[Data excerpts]

___

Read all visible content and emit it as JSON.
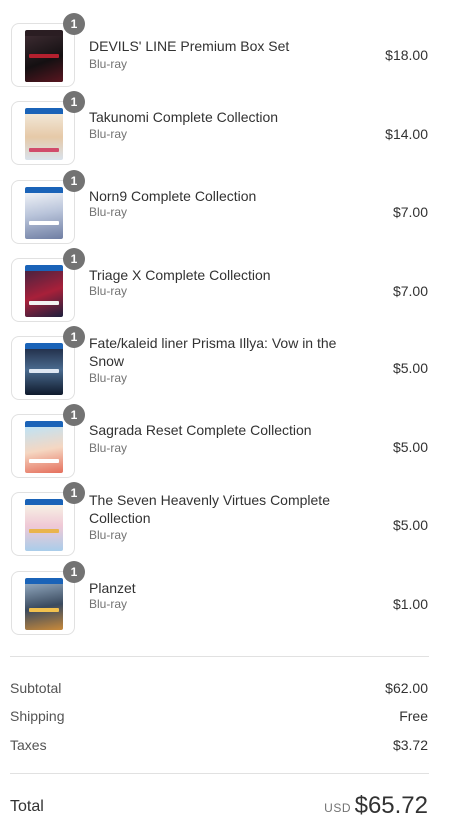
{
  "items": [
    {
      "quantity": "1",
      "title": "DEVILS' LINE Premium Box Set",
      "variant": "Blu-ray",
      "price": "$18.00"
    },
    {
      "quantity": "1",
      "title": "Takunomi Complete Collection",
      "variant": "Blu-ray",
      "price": "$14.00"
    },
    {
      "quantity": "1",
      "title": "Norn9 Complete Collection",
      "variant": "Blu-ray",
      "price": "$7.00"
    },
    {
      "quantity": "1",
      "title": "Triage X Complete Collection",
      "variant": "Blu-ray",
      "price": "$7.00"
    },
    {
      "quantity": "1",
      "title": "Fate/kaleid liner Prisma Illya: Vow in the Snow",
      "variant": "Blu-ray",
      "price": "$5.00"
    },
    {
      "quantity": "1",
      "title": "Sagrada Reset Complete Collection",
      "variant": "Blu-ray",
      "price": "$5.00"
    },
    {
      "quantity": "1",
      "title": "The Seven Heavenly Virtues Complete Collection",
      "variant": "Blu-ray",
      "price": "$5.00"
    },
    {
      "quantity": "1",
      "title": "Planzet",
      "variant": "Blu-ray",
      "price": "$1.00"
    }
  ],
  "summary": {
    "subtotal_label": "Subtotal",
    "subtotal_value": "$62.00",
    "shipping_label": "Shipping",
    "shipping_value": "Free",
    "taxes_label": "Taxes",
    "taxes_value": "$3.72"
  },
  "total": {
    "label": "Total",
    "currency": "USD",
    "amount": "$65.72"
  },
  "colors": {
    "badge": "#737373",
    "border": "#e1e1e1",
    "text": "#323232",
    "muted": "#737373"
  }
}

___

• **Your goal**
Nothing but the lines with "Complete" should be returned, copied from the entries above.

• **Result**
      "title": "Takunomi Complete Collection",
      "title": "Norn9 Complete Collection",
      "title": "Triage X Complete Collection",
      "title": "Sagrada Reset Complete Collection",
      "title": "The Seven Heavenly Virtues Complete Collection",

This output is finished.